In a study published in Nature Medicine, Loyola researchers report on a promising new technique that potentially could turn immune system killer T cells into more effective weapons against infections and possibly cancer. The technique involves delivering DNA into the immune system's instructor cells. The DNA directs these cells to overproduce a specific protein that jumpstarts important killer T cells. These killer cells are typically repressed in patients who have HIV or cancer, said JosÃ A. Guevara-Patino, MD, PhD, senior author of the study. Guevara is an Associate Professor in the Oncology Institute of Loyola University Chicago Stritch School of Medicine. Guevara and colleagues reported their technique proved effective in jumpstarting defective immune systems in immuno-compromised mice and in human killer T cells taken from people with HIV.
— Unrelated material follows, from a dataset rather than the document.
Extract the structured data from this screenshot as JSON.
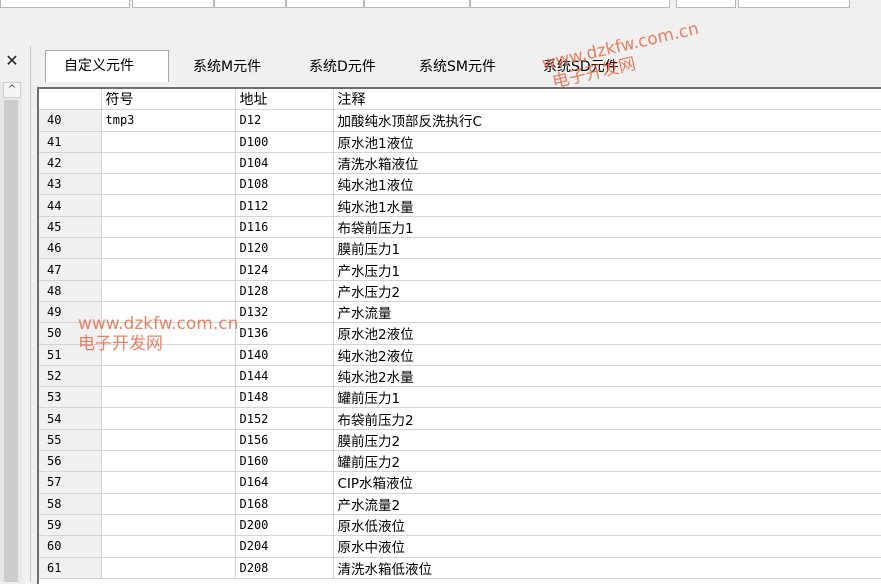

According to a study conducted by researchers at RTI International and published in the March 13 issue of AIDS, African women who are infected with a common sexually transmitted bacterial infection called Mycoplasma genitalium are two times more likely to acquire HIV infection. Sue Napierala Mavedzenge, Ph.D., lead researcher or the study and a research investigator with the Women's Global Health Imperative at RTI International, said: "Further research will be required to confirm a causal relationship and to identify risk factors for M. genitalium infection in African populations. If findings from this research are confirmed, M. genitalium screening and treatment among women at high risk for HIV-1 infection may be warranted as part of an HIV-1 prevention strategy." M. genitalium is a small parasitic bacterium STD, first identified in 1980.
Discovery Of New 'Off Switch' In Immune Response Offers New Insights Into Inner Workings Of Our Immune System
Scientists from Trinity College Dublin have discovered a new 'off switch' in our immune response which could be boosted in diseases caused by over-activation of our immune system, or blocked to improve vaccines. The findings are published this week in the journal Nature Communications. The research was funded by Health Research Board, Ireland and Science Foundation Ireland. The research team, led by Dr Anne McGettrick and Professor Luke O'Neill, at the Trinity Biomedical Sciences Institute, have discovered that a protein, called TMED7, can shut down part of our immune system once an infection has been eliminated. "Without stop signals like TMED7 our immune system would continue to rage out of control long after the infection has been cleared, leading to diseases such as septic shock, " says Dr Anne McGettrick.
Some of the key factors that fuel the HIV/AIDS epidemic amongst American women are physical violence, sexual abuse and other childhood and adult traumas. The fact that traumatized women have a higher infection risk has long been known amongst the scientific society, however, the journal AIDS and Behavior has just published two new studies, which show that highly traumatized HIV-positive women have an impact on the epidemic and that that their risk of posttraumatic stress disorder (PTSD) is substantially higher than that of women in the general population. The study findings from the University of California, San Francisco (UCSF) and Harvard Medical School can potentially help in restructuring several types of HIV/AIDS discussions, so that more clinicians account for their patients' trauma when working.